RAPID CITY, SD (AP) South Dakota will have a $220 million backlog of highway and bridge projects by 2008 unless there is an increase in federal funding, a study found.
The Road Information Program, or TRIP, a Washington-based group sponsored in part by the highway construction industry, recently released its report.
The report comes as Congress prepares to consider a new six-year highway bill to replace 1998’s Transportation Equity Act for the 21st Century, TEA-21, which expires Sept. 30.
"Additional funding under TEA-21 reauthorization would help South Dakota further modernize its road and bridge system, improving traffic safety and mobility and boosting economic development,’ the report concluded.
Versions of the new bill range from a small increase in federal highway money to a 60 percent increase in funding.

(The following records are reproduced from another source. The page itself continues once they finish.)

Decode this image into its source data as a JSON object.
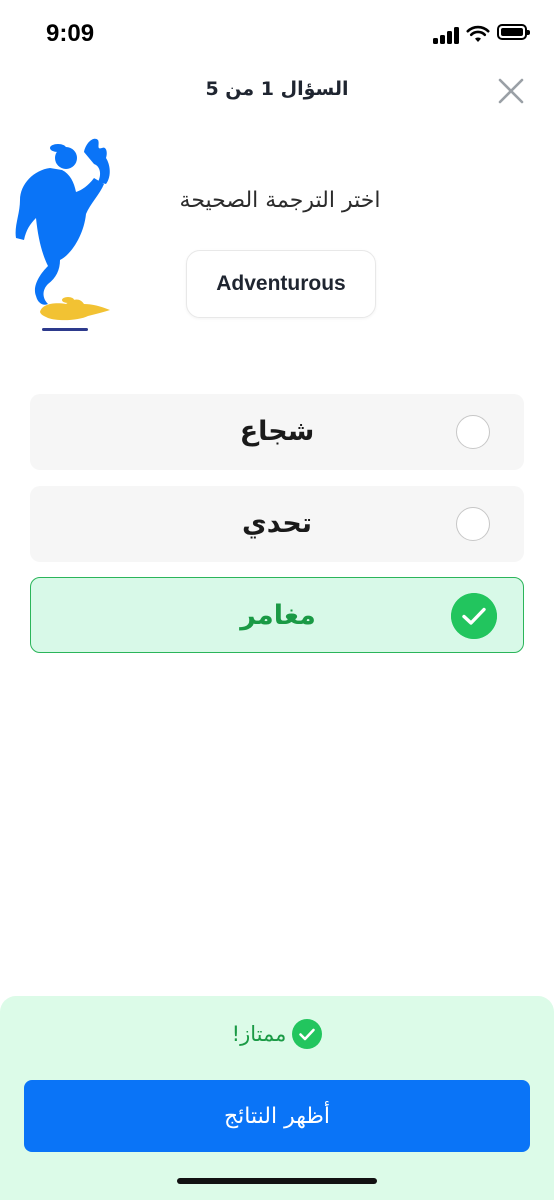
{
  "status_bar": {
    "time": "9:09"
  },
  "header": {
    "title": "السؤال 1 من 5",
    "close_icon": "close-icon"
  },
  "question": {
    "prompt": "اختر الترجمة الصحيحة",
    "word": "Adventurous",
    "illustration": "genie-with-lamp"
  },
  "options": [
    {
      "label": "شجاع",
      "selected": false
    },
    {
      "label": "تحدي",
      "selected": false
    },
    {
      "label": "مغامر",
      "selected": true
    }
  ],
  "feedback": {
    "text": "ممتاز!",
    "icon": "check-circle-icon"
  },
  "results_button": {
    "label": "أظهر النتائج"
  },
  "colors": {
    "accent": "#0a74f7",
    "success": "#22c55e",
    "success_bg": "#dcfbe8",
    "genie": "#0a74f7",
    "lamp": "#f2c233"
  }
}
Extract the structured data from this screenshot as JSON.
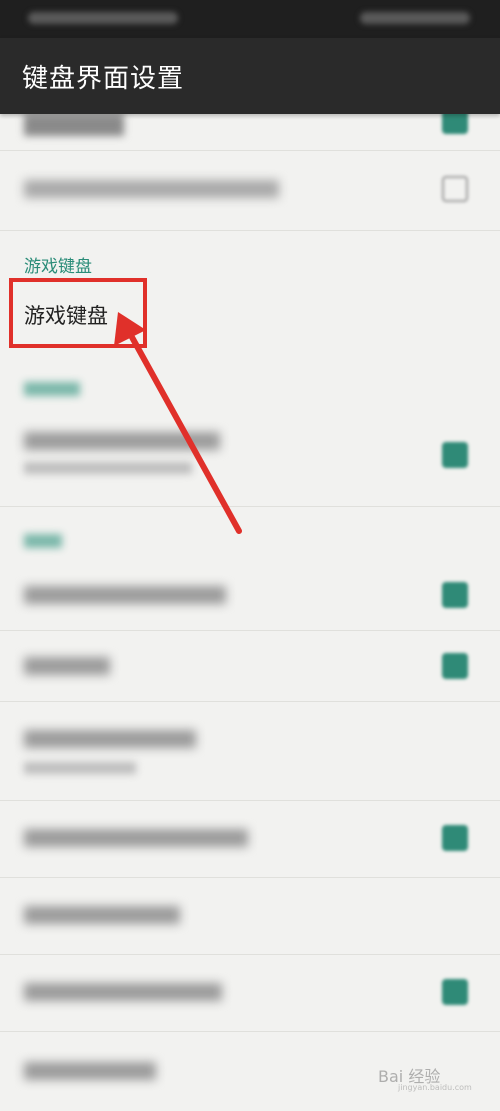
{
  "header": {
    "title": "键盘界面设置"
  },
  "sections": {
    "game_keyboard_header": "游戏键盘",
    "game_keyboard_item": "游戏键盘"
  },
  "watermark": {
    "text": "Bai 经验",
    "url": "jingyan.baidu.com"
  },
  "colors": {
    "accent": "#2a8c78",
    "highlight": "#e0302a",
    "appbar": "#2a2a2a"
  }
}
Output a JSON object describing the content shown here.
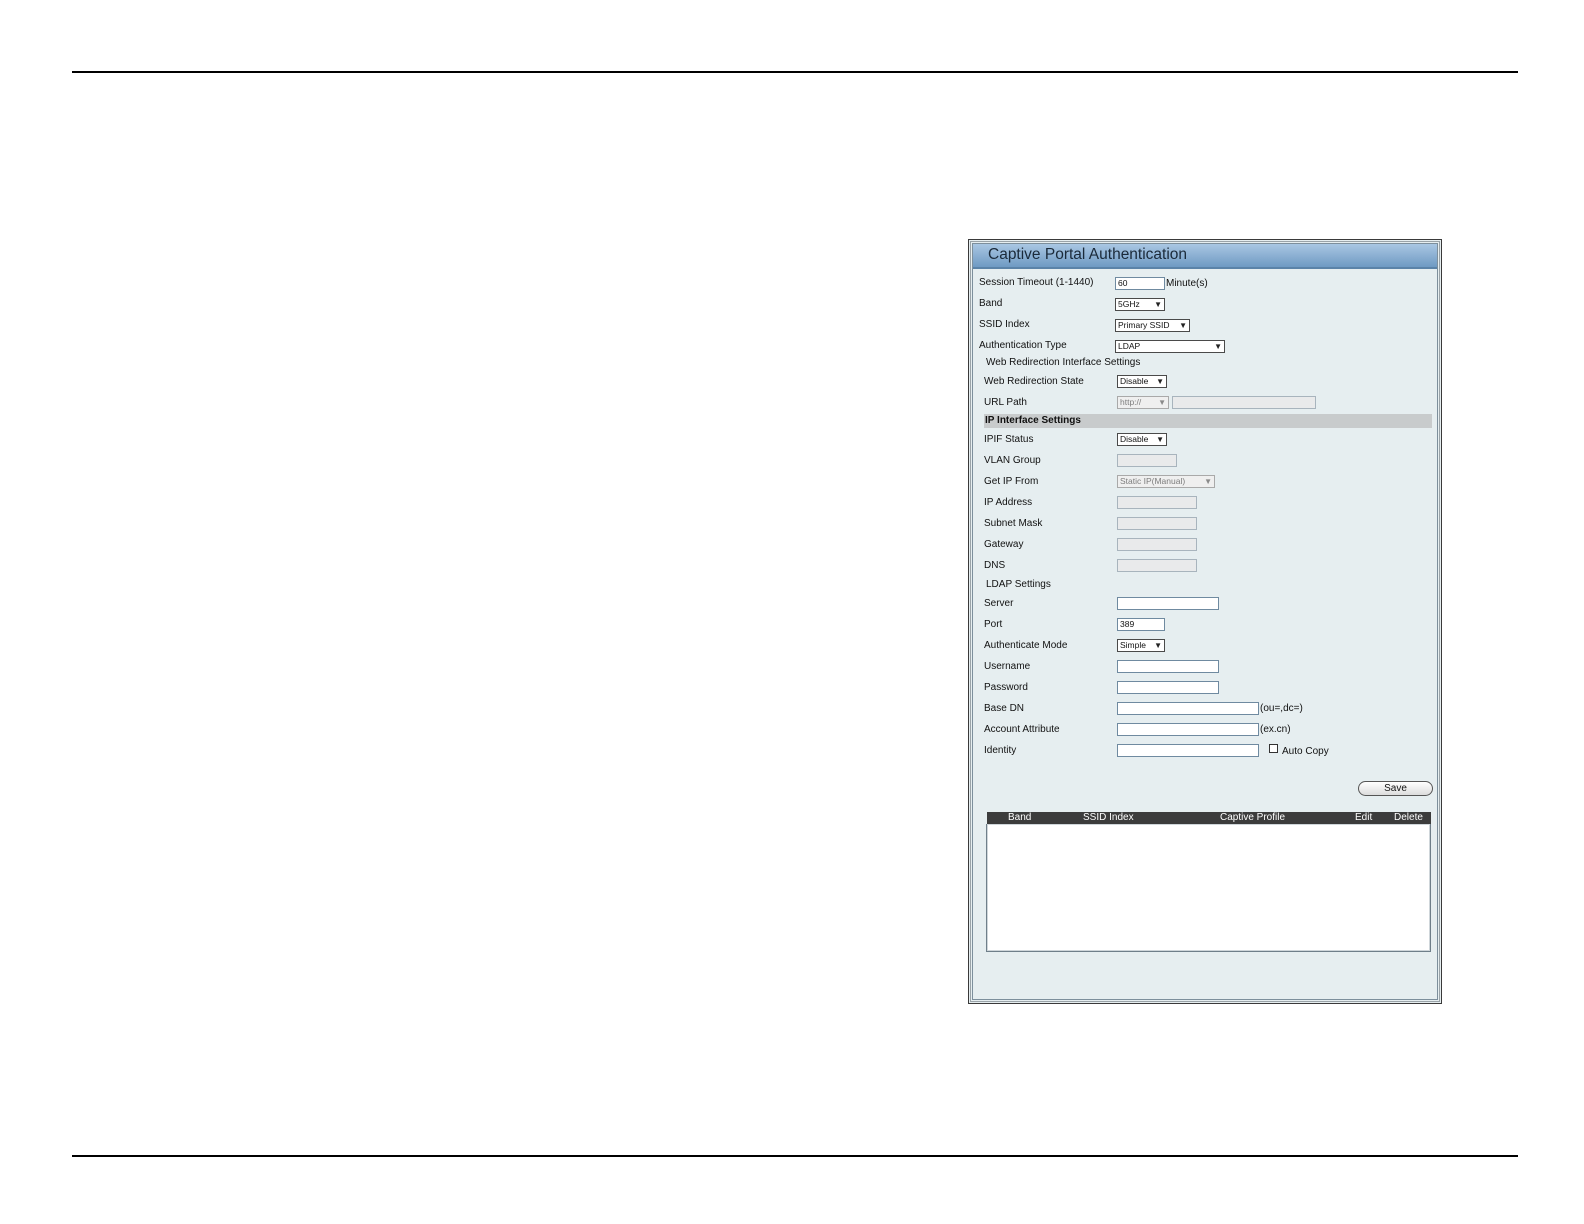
{
  "panel": {
    "title": "Captive Portal Authentication"
  },
  "form": {
    "session_timeout_label": "Session Timeout (1-1440)",
    "session_timeout_value": "60",
    "session_timeout_unit": "Minute(s)",
    "band_label": "Band",
    "band_value": "5GHz",
    "ssid_index_label": "SSID Index",
    "ssid_index_value": "Primary SSID",
    "auth_type_label": "Authentication Type",
    "auth_type_value": "LDAP"
  },
  "web_redirection": {
    "section_title": "Web Redirection Interface Settings",
    "state_label": "Web Redirection State",
    "state_value": "Disable",
    "url_path_label": "URL Path",
    "url_path_protocol": "http://",
    "url_path_value": ""
  },
  "ip_interface": {
    "section_title": "IP Interface Settings",
    "ipif_status_label": "IPIF Status",
    "ipif_status_value": "Disable",
    "vlan_group_label": "VLAN Group",
    "vlan_group_value": "",
    "get_ip_from_label": "Get IP From",
    "get_ip_from_value": "Static IP(Manual)",
    "ip_address_label": "IP Address",
    "subnet_mask_label": "Subnet Mask",
    "gateway_label": "Gateway",
    "dns_label": "DNS"
  },
  "ldap": {
    "section_title": "LDAP Settings",
    "server_label": "Server",
    "server_value": "",
    "port_label": "Port",
    "port_value": "389",
    "auth_mode_label": "Authenticate Mode",
    "auth_mode_value": "Simple",
    "username_label": "Username",
    "password_label": "Password",
    "base_dn_label": "Base DN",
    "base_dn_hint": "(ou=,dc=)",
    "account_attr_label": "Account Attribute",
    "account_attr_hint": "(ex.cn)",
    "identity_label": "Identity",
    "auto_copy_label": "Auto Copy"
  },
  "actions": {
    "save_label": "Save"
  },
  "table": {
    "headers": [
      "Band",
      "SSID Index",
      "Captive Profile",
      "Edit",
      "Delete"
    ],
    "rows": []
  }
}
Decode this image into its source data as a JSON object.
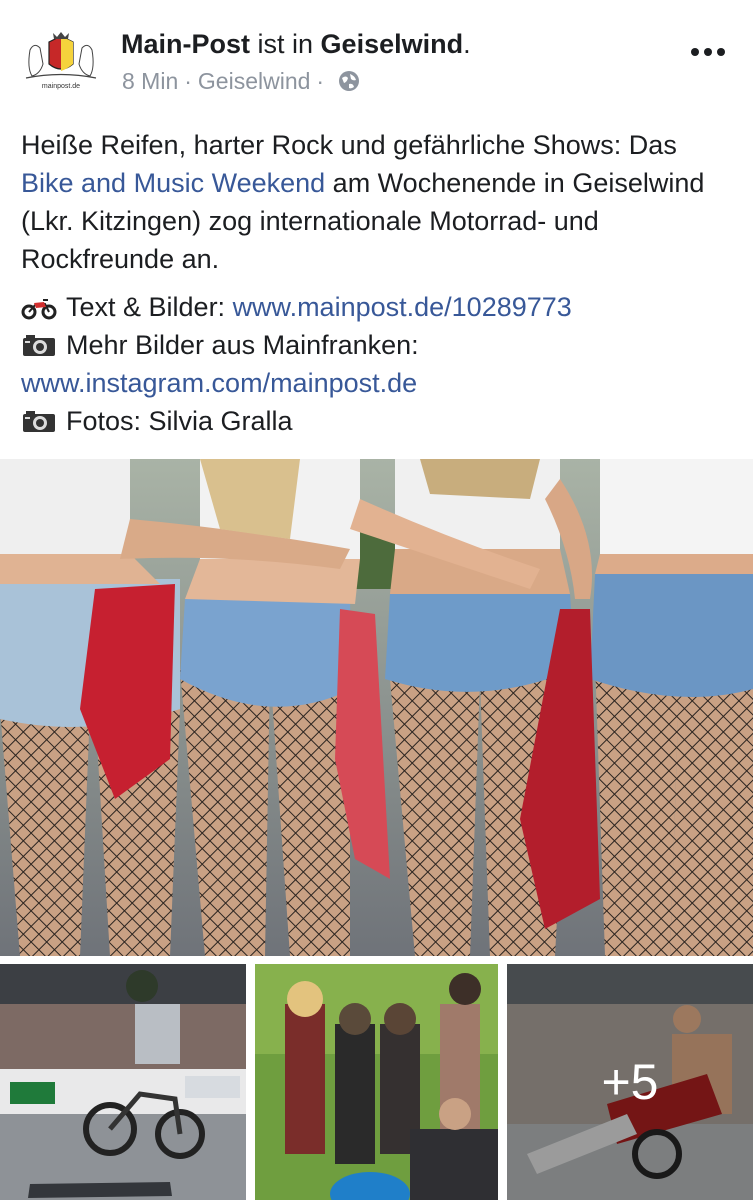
{
  "post": {
    "author": "Main-Post",
    "connector": " ist in ",
    "place": "Geiselwind",
    "period": ".",
    "time": "8 Min",
    "meta_sep": "·",
    "location": "Geiselwind",
    "meta_sep2": "·",
    "audience_icon": "globe-icon",
    "avatar_caption": "mainpost.de",
    "text_1": "Heiße Reifen, harter Rock und gefährliche Shows: Das ",
    "text_link": "Bike and Music Weekend",
    "text_2": " am Wochenende in Geiselwind (Lkr. Kitzingen) zog internationale Motorrad- und Rockfreunde an.",
    "line1_icon": "motorcycle-icon",
    "line1_label": "Text & Bilder: ",
    "line1_link": "www.mainpost.de/10289773",
    "line2_icon": "camera-icon",
    "line2_label": "Mehr Bilder aus Mainfranken:",
    "line3_link": "www.instagram.com/mainpost.de",
    "line4_icon": "camera-icon",
    "line4_label": "Fotos: Silvia Gralla",
    "more_photos": "+5"
  },
  "colors": {
    "link": "#385898",
    "text": "#1c1e21",
    "meta": "#8d949e"
  }
}
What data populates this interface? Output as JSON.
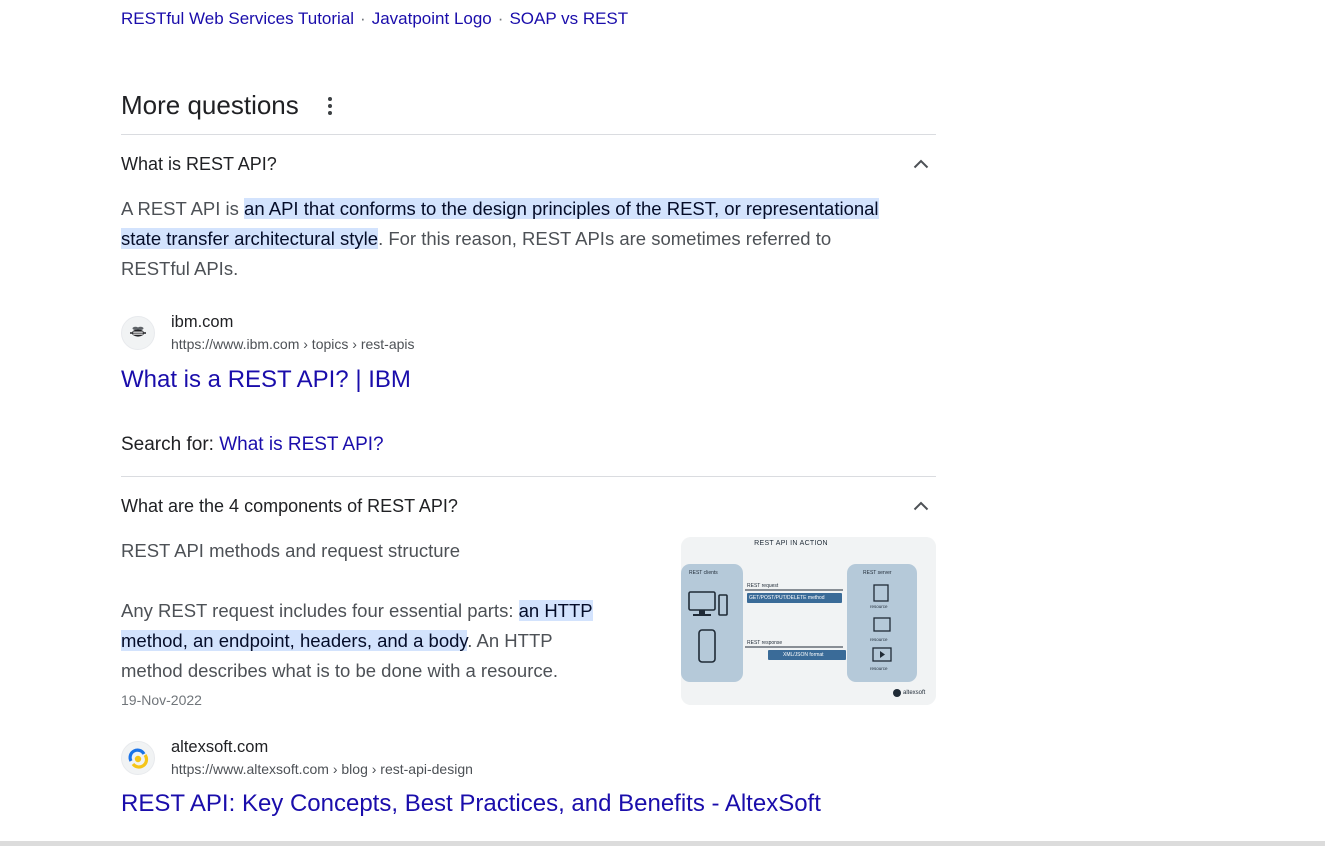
{
  "related": {
    "links": [
      "RESTful Web Services Tutorial",
      "Javatpoint Logo",
      "SOAP vs REST"
    ],
    "separator": "·"
  },
  "more_questions": {
    "title": "More questions",
    "menu_icon": "more-vert-icon"
  },
  "q1": {
    "question": "What is REST API?",
    "answer_pre": "A REST API is ",
    "answer_highlight_line1": "an API that conforms to the design principles of the REST, or representational",
    "answer_highlight_line2": "state transfer architectural style",
    "answer_post_line2": ". For this reason, REST APIs are sometimes referred to",
    "answer_line3": "RESTful APIs.",
    "source": {
      "name": "ibm.com",
      "url": "https://www.ibm.com › topics › rest-apis",
      "icon": "ibm-bee-icon"
    },
    "result_title": "What is a REST API? | IBM"
  },
  "search_for": {
    "prefix": "Search for: ",
    "link": "What is REST API?"
  },
  "q2": {
    "question": "What are the 4 components of REST API?",
    "heading": "REST API methods and request structure",
    "body_pre": "Any REST request includes four essential parts: ",
    "body_hl_line1": "an HTTP",
    "body_hl_line2": "method, an endpoint, headers, and a body",
    "body_post_line2": ". An HTTP",
    "body_line3": "method describes what is to be done with a resource.",
    "date": "19-Nov-2022",
    "image": {
      "title": "REST API IN ACTION",
      "clients_label": "REST clients",
      "server_label": "REST server",
      "request_label": "REST request",
      "request_method": "GET/POST/PUT/DELETE method",
      "response_label": "REST response",
      "response_format": "XML/JSON format",
      "resource_label": "resource",
      "brand": "altexsoft"
    },
    "source": {
      "name": "altexsoft.com",
      "url": "https://www.altexsoft.com › blog › rest-api-design",
      "icon": "altexsoft-logo-icon"
    },
    "result_title": "REST API: Key Concepts, Best Practices, and Benefits - AltexSoft"
  }
}
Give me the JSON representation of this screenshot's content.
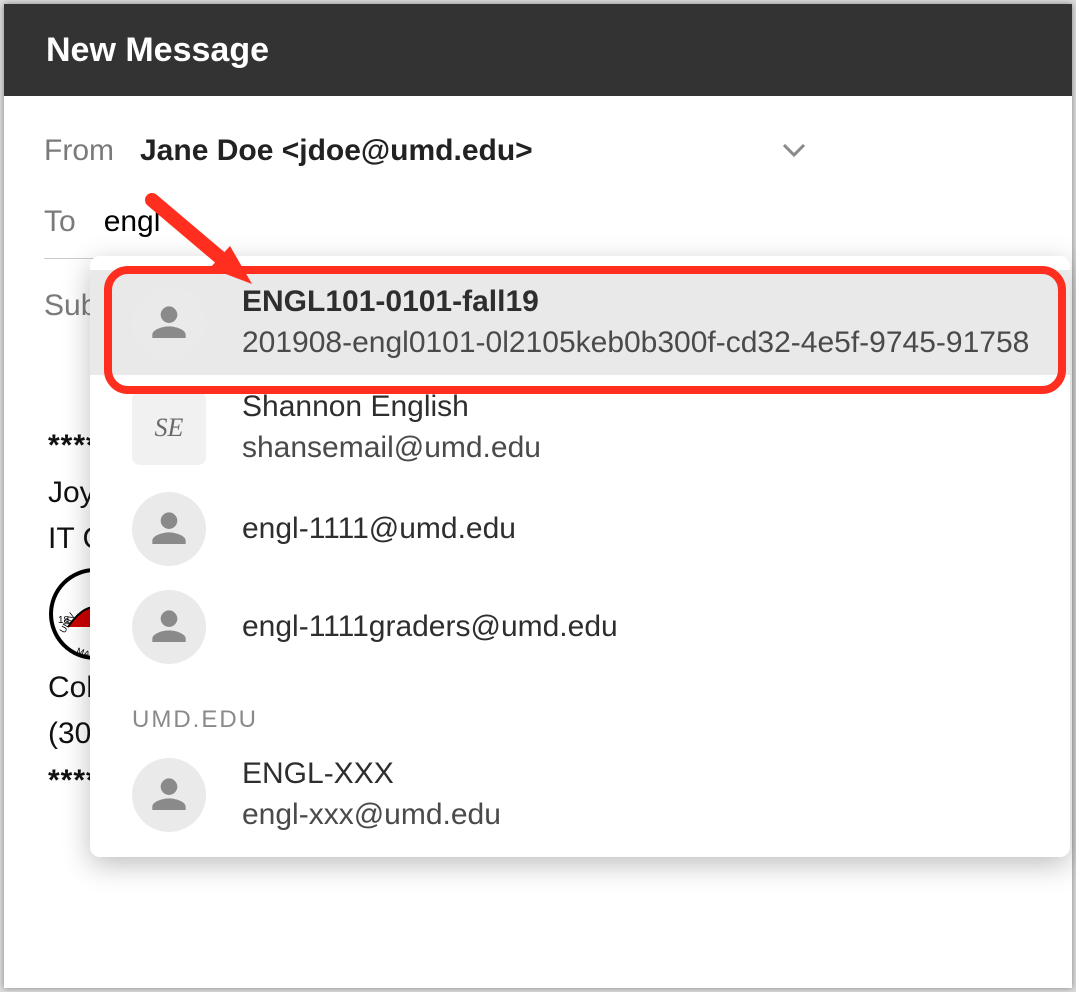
{
  "header": {
    "title": "New Message"
  },
  "fields": {
    "from_label": "From",
    "from_value": "Jane Doe <jdoe@umd.edu>",
    "to_label": "To",
    "to_value": "engl",
    "subject_label": "Sub"
  },
  "body_preview": {
    "line1": "****",
    "line2": "Joy",
    "line3": "IT C",
    "line4": "Col",
    "line5": "(30",
    "line6": "****"
  },
  "autocomplete": {
    "items": [
      {
        "primary": "ENGL101-0101-fall19",
        "secondary": "201908-engl0101-0l2105keb0b300f-cd32-4e5f-9745-91758",
        "avatar": "person",
        "highlight": true,
        "bold_primary": true
      },
      {
        "primary": "Shannon English",
        "secondary": "shansemail@umd.edu",
        "avatar": "initials",
        "initials": "SE"
      },
      {
        "primary": "engl-1111@umd.edu",
        "avatar": "person"
      },
      {
        "primary": "engl-1111graders@umd.edu",
        "avatar": "person"
      }
    ],
    "section_label": "UMD.EDU",
    "section_items": [
      {
        "primary": "ENGL-XXX",
        "secondary": "engl-xxx@umd.edu",
        "avatar": "person"
      }
    ]
  },
  "annotation": {
    "circle_target_index": 0
  }
}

Speaking at a news conference, Leon Schochenmaier, director of planning and engineering for the state Department of Transportation, called for more highway spending. South Dakota and four other states have proposed a bill that would increase federal highway funding in South Dakota by more than 30 percent to $1.7 billion over six years, he said.
But time is running out for a new bill, and Congress will likely have to pass a one-year extension of TEA-21, Rapid City contractor Roger Johnsen said. He is past president of Associated General Contractors, the group that organized Tuesday’s news conference. Next year – an election year – Congress and the Bush administration would tackle a long-term highway spending measure, he said.
Dan Pfeiffer, an aide to Sen. Tom Daschle, D-SD, agreed that a new six-year bill probably will not pass by Sept 30.
"Sen. Daschle is open to a number of approaches to this, but we need to find one that can get a majority of votes in the Senate as well as pass the House and be signed into law by the president,’ Pfeiffer said. "We’re still working through that process right now.’
According to the staff for Sen. Tim Johnson, D-SD, who is a member of the Senate Budget and Appropriations committees, the Senate has prepared for the bill by budgeting $283 billion for highways and transit systems over the next five years. That is more than the Bush administration’s proposal, which calls for $247 billion over six years.
"I will fight for the higher Senate level to ensure that resources are available to improve South Dakota’s transportation infrastructure in the appropriations bill,’ Johnson said in a statement. "Congress cannot afford to shortchange critical transportation infrastructure improvements.’
On the House side, the committee in charge of the bill is wrestling with the issue, according to Lee Cohen, spokesman for Rep. Bill Janklow, R-S.D. The committee chairman is working to increase funding for highways, but the final bill might not contain all the money South Dakota needs, Cohen said.